Work task:
I'd like the entries repeated exactly, pictures omitted.

The data:
=======
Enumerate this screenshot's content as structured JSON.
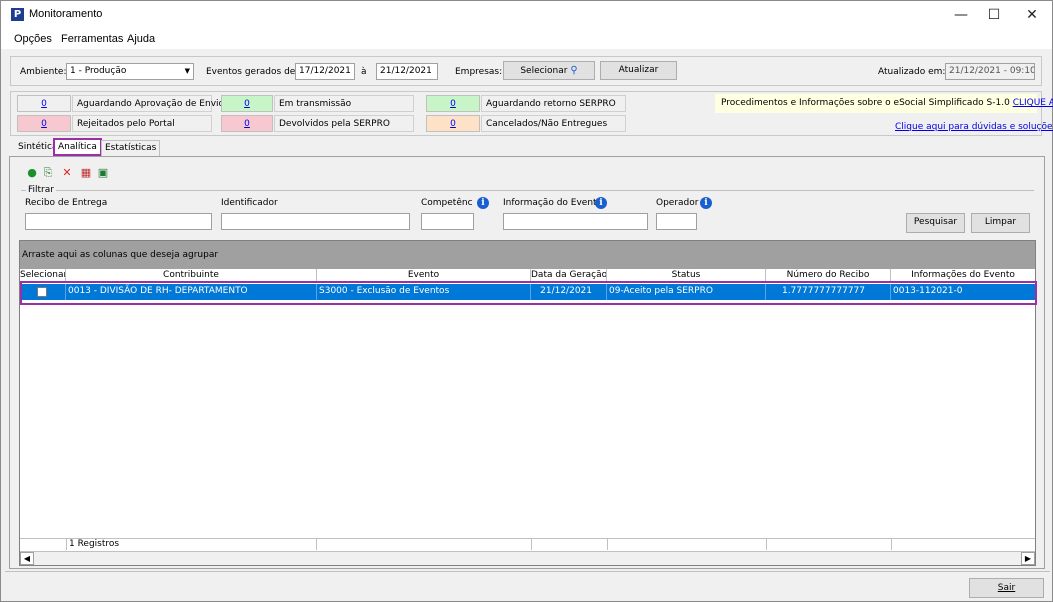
{
  "window": {
    "title": "Monitoramento",
    "app_icon": "P",
    "min": "—",
    "max": "☐",
    "close": "✕"
  },
  "menu": [
    "Opções",
    "Ferramentas",
    "Ajuda"
  ],
  "filterbar": {
    "ambiente_label": "Ambiente:",
    "ambiente_value": "1 - Produção",
    "eventos_label": "Eventos gerados de:",
    "date_from": "17/12/2021",
    "a_label": "à",
    "date_to": "21/12/2021",
    "empresas_label": "Empresas:",
    "selecionar_label": "Selecionar",
    "atualizar_label": "Atualizar",
    "atualizado_label": "Atualizado em:",
    "atualizado_value": "21/12/2021 - 09:10"
  },
  "status": [
    {
      "count": "0",
      "label": "Aguardando Aprovação de Envio",
      "color": "#f0f0f0"
    },
    {
      "count": "0",
      "label": "Em transmissão",
      "color": "#c8f5c8"
    },
    {
      "count": "0",
      "label": "Aguardando retorno SERPRO",
      "color": "#c8f5c8"
    },
    {
      "count": "0",
      "label": "Rejeitados pelo Portal",
      "color": "#f8c8d0"
    },
    {
      "count": "0",
      "label": "Devolvidos pela SERPRO",
      "color": "#f8c8d0"
    },
    {
      "count": "0",
      "label": "Cancelados/Não Entregues",
      "color": "#fde2c8"
    }
  ],
  "notice": {
    "text": "Procedimentos e Informações sobre o eSocial Simplificado S-1.0",
    "link": "CLIQUE AQUI",
    "help_link": "Clique aqui para dúvidas e soluções"
  },
  "tabs": [
    "Sintética",
    "Analítica",
    "Estatísticas"
  ],
  "toolbar_icons": [
    "globe-icon",
    "export-icon",
    "delete-icon",
    "calendar-icon",
    "excel-icon"
  ],
  "filters": {
    "group_label": "Filtrar",
    "recibo_label": "Recibo de Entrega",
    "identificador_label": "Identificador",
    "competencia_label": "Competênc",
    "informacao_label": "Informação do Evento",
    "operador_label": "Operador",
    "pesquisar": "Pesquisar",
    "limpar": "Limpar"
  },
  "grid": {
    "group_hint": "Arraste aqui as colunas que deseja agrupar",
    "columns": [
      "Selecionar",
      "Contribuinte",
      "Evento",
      "Data da Geração",
      "Status",
      "Número do Recibo",
      "Informações do Evento"
    ],
    "rows": [
      {
        "contribuinte": "0013 - DIVISÃO DE RH- DEPARTAMENTO",
        "evento": "S3000 - Exclusão de Eventos",
        "data": "21/12/2021",
        "status": "09-Aceito pela SERPRO",
        "recibo": "1.7777777777777",
        "info": "0013-112021-0"
      }
    ],
    "footer": "1 Registros"
  },
  "sair": "Sair"
}
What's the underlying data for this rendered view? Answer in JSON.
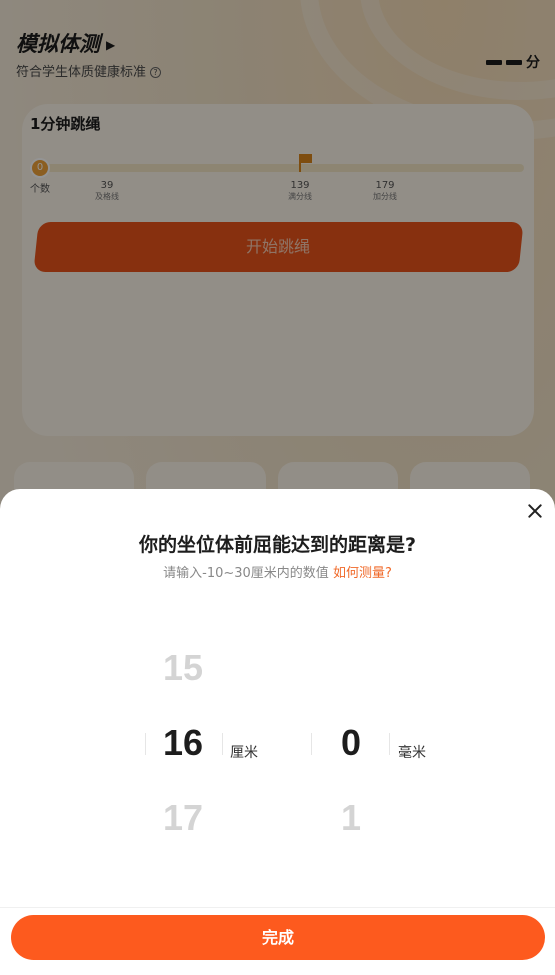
{
  "header": {
    "title": "模拟体测",
    "subtitle": "符合学生体质健康标准",
    "score_unit": "分"
  },
  "card": {
    "title": "1分钟跳绳",
    "knob_text": "0",
    "count_label": "个数",
    "ticks": [
      {
        "value": "39",
        "label": "及格线"
      },
      {
        "value": "139",
        "label": "满分线"
      },
      {
        "value": "179",
        "label": "加分线"
      }
    ],
    "start_button": "开始跳绳"
  },
  "sheet": {
    "title": "你的坐位体前屈能达到的距离是?",
    "hint": "请输入-10~30厘米内的数值",
    "hint_link": "如何测量?",
    "cm_picker": {
      "prev": "15",
      "selected": "16",
      "next": "17",
      "unit": "厘米"
    },
    "mm_picker": {
      "selected": "0",
      "next": "1",
      "unit": "毫米"
    },
    "done_button": "完成"
  }
}
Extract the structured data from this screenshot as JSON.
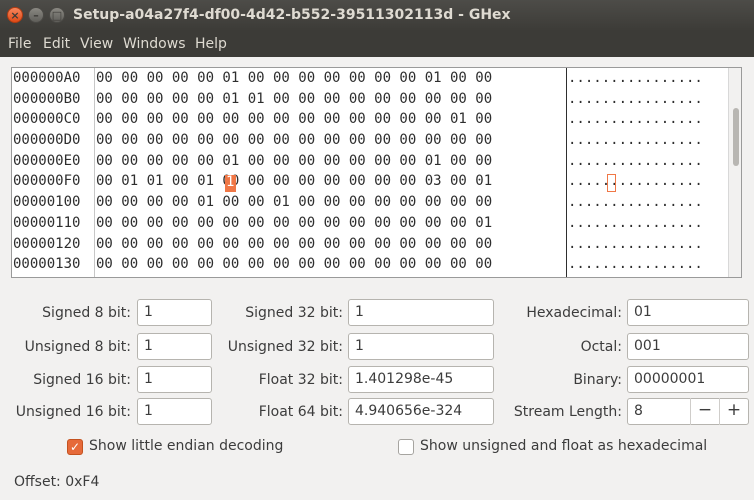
{
  "window": {
    "title": "Setup-a04a27f4-df00-4d42-b552-39511302113d - GHex",
    "close_glyph": "×",
    "min_glyph": "–",
    "max_glyph": "□"
  },
  "menu": [
    "File",
    "Edit",
    "View",
    "Windows",
    "Help"
  ],
  "hex": {
    "rows": [
      {
        "offset": "000000A0",
        "bytes": "00 00 00 00 00 01 00 00 00 00 00 00 00 01 00 00",
        "ascii": "................"
      },
      {
        "offset": "000000B0",
        "bytes": "00 00 00 00 00 01 01 00 00 00 00 00 00 00 00 00",
        "ascii": "................"
      },
      {
        "offset": "000000C0",
        "bytes": "00 00 00 00 00 00 00 00 00 00 00 00 00 00 01 00",
        "ascii": "................"
      },
      {
        "offset": "000000D0",
        "bytes": "00 00 00 00 00 00 00 00 00 00 00 00 00 00 00 00",
        "ascii": "................"
      },
      {
        "offset": "000000E0",
        "bytes": "00 00 00 00 00 01 00 00 00 00 00 00 00 01 00 00",
        "ascii": "................"
      },
      {
        "offset": "000000F0",
        "bytes": "00 01 01 00 01 00 00 00 00 00 00 00 00 03 00 01",
        "ascii": "................"
      },
      {
        "offset": "00000100",
        "bytes": "00 00 00 00 01 00 00 01 00 00 00 00 00 00 00 00",
        "ascii": "................"
      },
      {
        "offset": "00000110",
        "bytes": "00 00 00 00 00 00 00 00 00 00 00 00 00 00 00 01",
        "ascii": "................"
      },
      {
        "offset": "00000120",
        "bytes": "00 00 00 00 00 00 00 00 00 00 00 00 00 00 00 00",
        "ascii": "................"
      },
      {
        "offset": "00000130",
        "bytes": "00 00 00 00 00 00 00 00 00 00 00 00 00 00 00 00",
        "ascii": "................"
      }
    ],
    "cursor_value": "1",
    "cursor_color": "#f07746"
  },
  "fields": {
    "signed8": {
      "label": "Signed 8 bit:",
      "value": "1"
    },
    "unsigned8": {
      "label": "Unsigned 8 bit:",
      "value": "1"
    },
    "signed16": {
      "label": "Signed 16 bit:",
      "value": "1"
    },
    "unsigned16": {
      "label": "Unsigned 16 bit:",
      "value": "1"
    },
    "signed32": {
      "label": "Signed 32 bit:",
      "value": "1"
    },
    "unsigned32": {
      "label": "Unsigned 32 bit:",
      "value": "1"
    },
    "float32": {
      "label": "Float 32 bit:",
      "value": "1.401298e-45"
    },
    "float64": {
      "label": "Float 64 bit:",
      "value": "4.940656e-324"
    },
    "hex": {
      "label": "Hexadecimal:",
      "value": "01"
    },
    "octal": {
      "label": "Octal:",
      "value": "001"
    },
    "binary": {
      "label": "Binary:",
      "value": "00000001"
    },
    "stream": {
      "label": "Stream Length:",
      "value": "8",
      "minus": "−",
      "plus": "+"
    }
  },
  "options": {
    "little_endian": {
      "label": "Show little endian decoding",
      "checked": true,
      "check_glyph": "✓"
    },
    "hex_display": {
      "label": "Show unsigned and float as hexadecimal",
      "checked": false
    }
  },
  "status": {
    "offset_text": "Offset: 0xF4"
  },
  "accent": "#e66a3a"
}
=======
Solution:
Enumerate this screenshot's content as structured JSON.
{
  "window": {
    "title": "Monitoramento",
    "app_icon": "P",
    "min": "—",
    "max": "☐",
    "close": "✕"
  },
  "menu": [
    "Opções",
    "Ferramentas",
    "Ajuda"
  ],
  "filterbar": {
    "ambiente_label": "Ambiente:",
    "ambiente_value": "1 - Produção",
    "eventos_label": "Eventos gerados de:",
    "date_from": "17/12/2021",
    "a_label": "à",
    "date_to": "21/12/2021",
    "empresas_label": "Empresas:",
    "selecionar_label": "Selecionar",
    "atualizar_label": "Atualizar",
    "atualizado_label": "Atualizado em:",
    "atualizado_value": "21/12/2021 - 09:10"
  },
  "status": [
    {
      "count": "0",
      "label": "Aguardando Aprovação de Envio",
      "color": "#f0f0f0"
    },
    {
      "count": "0",
      "label": "Em transmissão",
      "color": "#c8f5c8"
    },
    {
      "count": "0",
      "label": "Aguardando retorno SERPRO",
      "color": "#c8f5c8"
    },
    {
      "count": "0",
      "label": "Rejeitados pelo Portal",
      "color": "#f8c8d0"
    },
    {
      "count": "0",
      "label": "Devolvidos pela SERPRO",
      "color": "#f8c8d0"
    },
    {
      "count": "0",
      "label": "Cancelados/Não Entregues",
      "color": "#fde2c8"
    }
  ],
  "notice": {
    "text": "Procedimentos e Informações sobre o eSocial Simplificado S-1.0",
    "link": "CLIQUE AQUI",
    "help_link": "Clique aqui para dúvidas e soluções"
  },
  "tabs": [
    "Sintética",
    "Analítica",
    "Estatísticas"
  ],
  "toolbar_icons": [
    "globe-icon",
    "export-icon",
    "delete-icon",
    "calendar-icon",
    "excel-icon"
  ],
  "filters": {
    "group_label": "Filtrar",
    "recibo_label": "Recibo de Entrega",
    "identificador_label": "Identificador",
    "competencia_label": "Competênc",
    "informacao_label": "Informação do Evento",
    "operador_label": "Operador",
    "pesquisar": "Pesquisar",
    "limpar": "Limpar"
  },
  "grid": {
    "group_hint": "Arraste aqui as colunas que deseja agrupar",
    "columns": [
      "Selecionar",
      "Contribuinte",
      "Evento",
      "Data da Geração",
      "Status",
      "Número do Recibo",
      "Informações do Evento"
    ],
    "rows": [
      {
        "contribuinte": "0013 - DIVISÃO DE RH- DEPARTAMENTO",
        "evento": "S3000 - Exclusão de Eventos",
        "data": "21/12/2021",
        "status": "09-Aceito pela SERPRO",
        "recibo": "1.7777777777777",
        "info": "0013-112021-0"
      }
    ],
    "footer": "1 Registros"
  },
  "sair": "Sair"
}
What's the underlying data for this rendered view? Answer in JSON.
{
  "header": {
    "title": "模拟体测",
    "subtitle": "符合学生体质健康标准",
    "score_unit": "分"
  },
  "card": {
    "title": "1分钟跳绳",
    "knob_text": "0",
    "count_label": "个数",
    "ticks": [
      {
        "value": "39",
        "label": "及格线"
      },
      {
        "value": "139",
        "label": "满分线"
      },
      {
        "value": "179",
        "label": "加分线"
      }
    ],
    "start_button": "开始跳绳"
  },
  "sheet": {
    "title": "你的坐位体前屈能达到的距离是?",
    "hint": "请输入-10~30厘米内的数值",
    "hint_link": "如何测量?",
    "cm_picker": {
      "prev": "15",
      "selected": "16",
      "next": "17",
      "unit": "厘米"
    },
    "mm_picker": {
      "selected": "0",
      "next": "1",
      "unit": "毫米"
    },
    "done_button": "完成"
  }
}
Extract the structured data from this screenshot as JSON.
{
  "window": {
    "title": "Setup-a04a27f4-df00-4d42-b552-39511302113d - GHex",
    "close_glyph": "×",
    "min_glyph": "–",
    "max_glyph": "□"
  },
  "menu": [
    "File",
    "Edit",
    "View",
    "Windows",
    "Help"
  ],
  "hex": {
    "rows": [
      {
        "offset": "000000A0",
        "bytes": "00 00 00 00 00 01 00 00 00 00 00 00 00 01 00 00",
        "ascii": "................"
      },
      {
        "offset": "000000B0",
        "bytes": "00 00 00 00 00 01 01 00 00 00 00 00 00 00 00 00",
        "ascii": "................"
      },
      {
        "offset": "000000C0",
        "bytes": "00 00 00 00 00 00 00 00 00 00 00 00 00 00 01 00",
        "ascii": "................"
      },
      {
        "offset": "000000D0",
        "bytes": "00 00 00 00 00 00 00 00 00 00 00 00 00 00 00 00",
        "ascii": "................"
      },
      {
        "offset": "000000E0",
        "bytes": "00 00 00 00 00 01 00 00 00 00 00 00 00 01 00 00",
        "ascii": "................"
      },
      {
        "offset": "000000F0",
        "bytes": "00 01 01 00 01 00 00 00 00 00 00 00 00 03 00 01",
        "ascii": "................"
      },
      {
        "offset": "00000100",
        "bytes": "00 00 00 00 01 00 00 01 00 00 00 00 00 00 00 00",
        "ascii": "................"
      },
      {
        "offset": "00000110",
        "bytes": "00 00 00 00 00 00 00 00 00 00 00 00 00 00 00 01",
        "ascii": "................"
      },
      {
        "offset": "00000120",
        "bytes": "00 00 00 00 00 00 00 00 00 00 00 00 00 00 00 00",
        "ascii": "................"
      },
      {
        "offset": "00000130",
        "bytes": "00 00 00 00 00 00 00 00 00 00 00 00 00 00 00 00",
        "ascii": "................"
      }
    ],
    "cursor_value": "1",
    "cursor_color": "#f07746"
  },
  "fields": {
    "signed8": {
      "label": "Signed 8 bit:",
      "value": "1"
    },
    "unsigned8": {
      "label": "Unsigned 8 bit:",
      "value": "1"
    },
    "signed16": {
      "label": "Signed 16 bit:",
      "value": "1"
    },
    "unsigned16": {
      "label": "Unsigned 16 bit:",
      "value": "1"
    },
    "signed32": {
      "label": "Signed 32 bit:",
      "value": "1"
    },
    "unsigned32": {
      "label": "Unsigned 32 bit:",
      "value": "1"
    },
    "float32": {
      "label": "Float 32 bit:",
      "value": "1.401298e-45"
    },
    "float64": {
      "label": "Float 64 bit:",
      "value": "4.940656e-324"
    },
    "hex": {
      "label": "Hexadecimal:",
      "value": "01"
    },
    "octal": {
      "label": "Octal:",
      "value": "001"
    },
    "binary": {
      "label": "Binary:",
      "value": "00000001"
    },
    "stream": {
      "label": "Stream Length:",
      "value": "8",
      "minus": "−",
      "plus": "+"
    }
  },
  "options": {
    "little_endian": {
      "label": "Show little endian decoding",
      "checked": true,
      "check_glyph": "✓"
    },
    "hex_display": {
      "label": "Show unsigned and float as hexadecimal",
      "checked": false
    }
  },
  "status": {
    "offset_text": "Offset: 0xF4"
  },
  "accent": "#e66a3a"
}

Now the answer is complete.